__Exercise details__
Look through the records that follow and state how many lines hold the word "name", without adding anything.

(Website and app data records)

>>

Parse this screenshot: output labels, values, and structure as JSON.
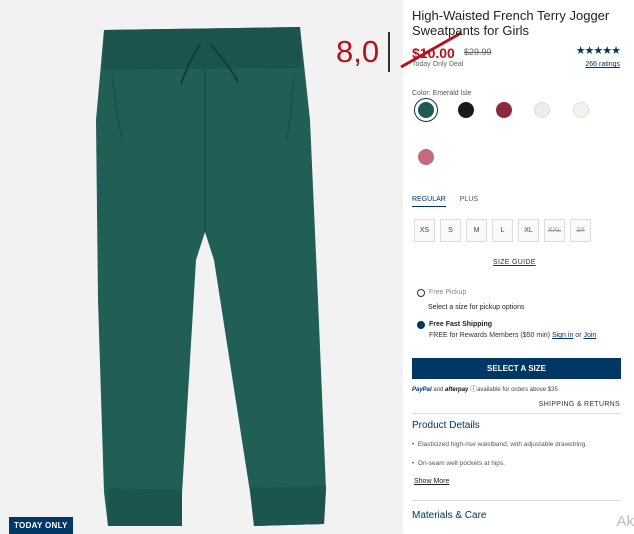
{
  "badge": "TODAY ONLY",
  "annotation": "8,0",
  "product": {
    "title": "High-Waisted French Terry Jogger Sweatpants for Girls",
    "price": "$10.00",
    "old_price": "$29.99",
    "deal": "Today Only Deal",
    "stars": "★★★★★",
    "ratings": "266 ratings",
    "color_label": "Color: Emerald Isle",
    "swatches": [
      {
        "name": "emerald",
        "color": "#1e5a52",
        "selected": true
      },
      {
        "name": "black",
        "color": "#1a1a1a"
      },
      {
        "name": "burgundy",
        "color": "#8c2a3c"
      },
      {
        "name": "cream",
        "color": "#ececea"
      },
      {
        "name": "ivory",
        "color": "#f4f4ee"
      },
      {
        "name": "rose",
        "color": "#c46a7e"
      }
    ]
  },
  "tabs": [
    "REGULAR",
    "PLUS"
  ],
  "sizes": [
    {
      "label": "XS",
      "available": true
    },
    {
      "label": "S",
      "available": true
    },
    {
      "label": "M",
      "available": true
    },
    {
      "label": "L",
      "available": true
    },
    {
      "label": "XL",
      "available": true
    },
    {
      "label": "XXL",
      "available": false
    },
    {
      "label": "3X",
      "available": false
    }
  ],
  "size_guide": "SIZE GUIDE",
  "pickup": {
    "label": "Free Pickup",
    "hint": "Select a size for pickup options"
  },
  "shipping": {
    "label": "Free Fast Shipping",
    "line": "FREE for Rewards Members ($50 min)",
    "signin": "Sign in",
    "or": "or",
    "join": "Join"
  },
  "cta": "SELECT A SIZE",
  "paypal": {
    "pp": "PayPal",
    "and": "and",
    "ap": "afterpay",
    "note": "available for orders above $35"
  },
  "ship_returns": "SHIPPING & RETURNS",
  "details": {
    "heading": "Product Details",
    "bullets": [
      "Elasticized high-rise waistband, with adjustable drawstring.",
      "On-seam welt pockets at hips."
    ],
    "more": "Show More"
  },
  "materials": {
    "heading": "Materials & Care"
  },
  "corner": "Ak"
}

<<

__Result of the exercise__
6